AFA’s fleet of construction equipment consists of around 150 Hitachi excavators, the most popular being the ZX210. The relationship between AFA and Hitachi Construction Machinery (Europe) NV has been developed with the help of Portuguese Hitachi dealer, Moviter.
It has flourished in recent years and since 2003 AFA has bought over 40 units, ranging from seven to 50-tonne models. The latest additions are three new Hitachi Zaxis ZX210-3s and a ZX225US excavator. This is a high concentration of orange machines for a relatively small island!
“We have used Hitachi excavators for the past 20 years,” comments José Pereira, AFA Company Director. “Our association with Moviter has developed over this time and the service we receive has definitely improved.”
Despite the fact that its headquarters is in Portugal, Moviter has its own dedicated team on Madeira. This has helped to strengthen relations with all of its customers on the island and allowed it to provide good levels of support and service. In addition, AFA has its own in-house maintenance programme, which ensures that any downtime is kept to a minimum.
“We have approximately 50 employees in our workshop on Madeira,” continues José. “This includes two highly skilled mechanical engineers. They ensure that our machines are kept in excellent working order as well as designing and building specialist attachments for various applications.”
AFA has a machine replacement policy of between 10,000 and 12,000 operating hours. When this figure is reached, the machines are usually traded back to Moviter or used for jobs with a higher risk of damage.
“We realise the value of highly skilled operators,” explains José. “They are the key to our success. For example, we rely heavily on their feedback in order to make informed purchasing decisions. All of them seem to like using Hitachi machines! Our 200 operators are trained in-house to ensure that the machines are used to their full potential and productivity levels remain high.”
AFA has contributed significantly to the development of the island through the nature of its work and by employing local people. In 1998, it employed 308 staff, which has now increased to an 870-strong workforce.

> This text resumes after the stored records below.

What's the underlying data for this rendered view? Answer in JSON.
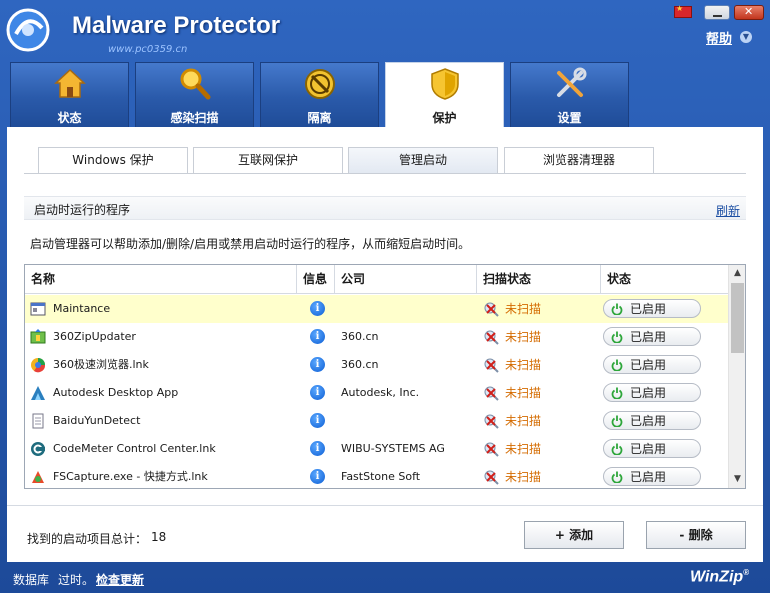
{
  "window": {
    "title": "Malware Protector",
    "watermark": "www.pc0359.cn",
    "help_label": "帮助"
  },
  "main_tabs": [
    {
      "label": "状态",
      "icon": "home-icon"
    },
    {
      "label": "感染扫描",
      "icon": "magnifier-icon"
    },
    {
      "label": "隔离",
      "icon": "quarantine-icon"
    },
    {
      "label": "保护",
      "icon": "shield-icon",
      "active": true
    },
    {
      "label": "设置",
      "icon": "tools-icon"
    }
  ],
  "sub_tabs": [
    {
      "label": "Windows 保护"
    },
    {
      "label": "互联网保护"
    },
    {
      "label": "管理启动",
      "active": true
    },
    {
      "label": "浏览器清理器"
    }
  ],
  "section": {
    "title": "启动时运行的程序",
    "refresh_label": "刷新",
    "description": "启动管理器可以帮助添加/删除/启用或禁用启动时运行的程序，从而缩短启动时间。"
  },
  "table": {
    "columns": [
      "名称",
      "信息",
      "公司",
      "扫描状态",
      "状态"
    ],
    "rows": [
      {
        "name": "Maintance",
        "company": "",
        "scan": "未扫描",
        "status": "已启用",
        "icon": "window-icon",
        "highlight": true
      },
      {
        "name": "360ZipUpdater",
        "company": "360.cn",
        "scan": "未扫描",
        "status": "已启用",
        "icon": "zip-updater-icon"
      },
      {
        "name": "360极速浏览器.lnk",
        "company": "360.cn",
        "scan": "未扫描",
        "status": "已启用",
        "icon": "browser-icon"
      },
      {
        "name": "Autodesk Desktop App",
        "company": "Autodesk, Inc.",
        "scan": "未扫描",
        "status": "已启用",
        "icon": "autodesk-icon"
      },
      {
        "name": "BaiduYunDetect",
        "company": "",
        "scan": "未扫描",
        "status": "已启用",
        "icon": "document-icon"
      },
      {
        "name": "CodeMeter Control Center.lnk",
        "company": "WIBU-SYSTEMS AG",
        "scan": "未扫描",
        "status": "已启用",
        "icon": "codemeter-icon"
      },
      {
        "name": "FSCapture.exe - 快捷方式.lnk",
        "company": "FastStone Soft",
        "scan": "未扫描",
        "status": "已启用",
        "icon": "capture-icon"
      }
    ]
  },
  "footer_bar": {
    "found_label": "找到的启动项目总计：",
    "found_count": "18",
    "add_label": "+  添加",
    "delete_label": "-  删除"
  },
  "status_bar": {
    "db_label": "数据库",
    "db_status": "过时。",
    "update_label": "检查更新",
    "brand": "WinZip",
    "brand_mark": "®"
  },
  "colors": {
    "frame_blue": "#2556a8",
    "scan_warning": "#d46b00",
    "highlight_row": "#ffffcc",
    "link_blue": "#1b4ea3"
  }
}
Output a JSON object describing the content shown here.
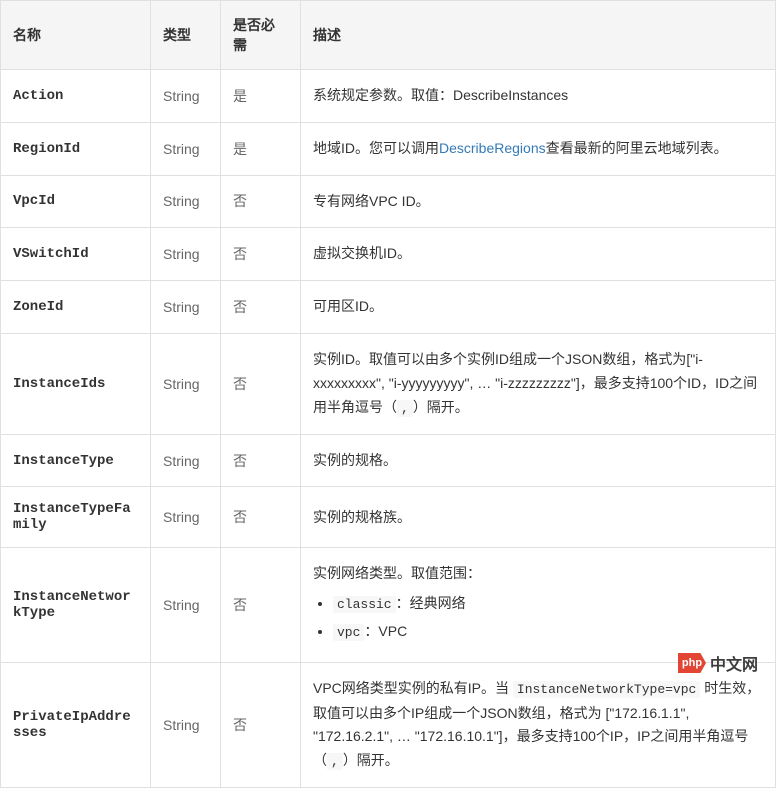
{
  "table": {
    "headers": [
      "名称",
      "类型",
      "是否必需",
      "描述"
    ],
    "rows": [
      {
        "name": "Action",
        "type": "String",
        "required": "是",
        "desc_type": "plain",
        "desc": "系统规定参数。取值：DescribeInstances"
      },
      {
        "name": "RegionId",
        "type": "String",
        "required": "是",
        "desc_type": "link",
        "desc_before": "地域ID。您可以调用",
        "desc_link_text": "DescribeRegions",
        "desc_after": "查看最新的阿里云地域列表。"
      },
      {
        "name": "VpcId",
        "type": "String",
        "required": "否",
        "desc_type": "plain",
        "desc": "专有网络VPC ID。"
      },
      {
        "name": "VSwitchId",
        "type": "String",
        "required": "否",
        "desc_type": "plain",
        "desc": "虚拟交换机ID。"
      },
      {
        "name": "ZoneId",
        "type": "String",
        "required": "否",
        "desc_type": "plain",
        "desc": "可用区ID。"
      },
      {
        "name": "InstanceIds",
        "type": "String",
        "required": "否",
        "desc_type": "code",
        "desc_before": "实例ID。取值可以由多个实例ID组成一个JSON数组，格式为[\"i-xxxxxxxxx\", \"i-yyyyyyyyy\", … \"i-zzzzzzzzz\"]，最多支持100个ID，ID之间用半角逗号（",
        "desc_code": ",",
        "desc_after": "）隔开。"
      },
      {
        "name": "InstanceType",
        "type": "String",
        "required": "否",
        "desc_type": "plain",
        "desc": "实例的规格。"
      },
      {
        "name": "InstanceTypeFamily",
        "type": "String",
        "required": "否",
        "desc_type": "plain",
        "desc": "实例的规格族。"
      },
      {
        "name": "InstanceNetworkType",
        "type": "String",
        "required": "否",
        "desc_type": "list",
        "desc_intro": "实例网络类型。取值范围：",
        "desc_items": [
          {
            "code": "classic",
            "text": "：经典网络"
          },
          {
            "code": "vpc",
            "text": "：VPC"
          }
        ]
      },
      {
        "name": "PrivateIpAddresses",
        "type": "String",
        "required": "否",
        "desc_type": "code2",
        "parts": [
          {
            "t": "text",
            "v": "VPC网络类型实例的私有IP。当 "
          },
          {
            "t": "code",
            "v": "InstanceNetworkType=vpc"
          },
          {
            "t": "text",
            "v": " 时生效，取值可以由多个IP组成一个JSON数组，格式为 [\"172.16.1.1\", \"172.16.2.1\", … \"172.16.10.1\"]，最多支持100个IP，IP之间用半角逗号（"
          },
          {
            "t": "code",
            "v": ","
          },
          {
            "t": "text",
            "v": "）隔开。"
          }
        ]
      }
    ]
  },
  "watermark": {
    "logo_text": "php",
    "text": "中文网"
  }
}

The company’s turnover also increased from €70.3 million in 2002 to €140 million in 2006. This is forecast to be a similar figure in 2007. However, AFA is eager to enter new territories and ensure that this increases further still in the future.
“The island has recently been experiencing a period of economic depression,” admits José. “The construction industry is OK at the moment, but has slowed down due to a lack of funding from the Government.
“We are already tendering for contracts in other countries. We will soon commence work on a 320km road construction project in Mauritania. We are also preparing to start work on a similar contract in Senegal.”
AFA has gained experience in various areas of construction industry, which will prove beneficial for receiving future work. However, it has now outgrown the small island on which it is based and is preparing for a working life overseas.
Although the company will continue to be managed from Madeira, the move to new markets is inevitable. Despite this, its commitment to Moviter and Hitachi looks set in stone.